Problem to solve »
For every line in the data below, check for the word "label", then state how many lines have it. Answer with the number only.

Data »
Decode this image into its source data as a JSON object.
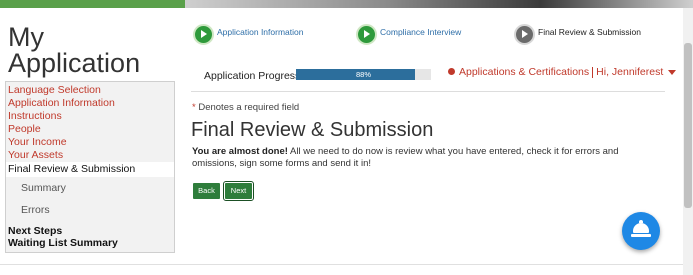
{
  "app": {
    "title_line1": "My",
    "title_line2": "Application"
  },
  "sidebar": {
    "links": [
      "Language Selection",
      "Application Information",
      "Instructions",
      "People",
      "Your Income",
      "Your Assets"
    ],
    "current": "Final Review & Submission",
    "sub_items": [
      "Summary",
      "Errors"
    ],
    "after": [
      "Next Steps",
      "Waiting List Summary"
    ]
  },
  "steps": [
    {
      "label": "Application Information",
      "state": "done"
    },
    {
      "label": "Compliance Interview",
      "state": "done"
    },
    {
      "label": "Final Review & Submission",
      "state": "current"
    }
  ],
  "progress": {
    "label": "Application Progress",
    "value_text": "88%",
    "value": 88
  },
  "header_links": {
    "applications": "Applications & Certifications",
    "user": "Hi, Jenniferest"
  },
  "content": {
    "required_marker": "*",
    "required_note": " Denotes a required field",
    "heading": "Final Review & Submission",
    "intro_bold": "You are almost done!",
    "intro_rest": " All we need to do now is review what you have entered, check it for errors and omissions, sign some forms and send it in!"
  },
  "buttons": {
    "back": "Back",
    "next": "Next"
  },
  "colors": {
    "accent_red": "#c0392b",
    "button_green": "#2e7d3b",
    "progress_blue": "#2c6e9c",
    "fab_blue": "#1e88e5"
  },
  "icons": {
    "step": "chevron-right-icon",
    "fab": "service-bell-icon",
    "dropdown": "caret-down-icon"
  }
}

Your response »
4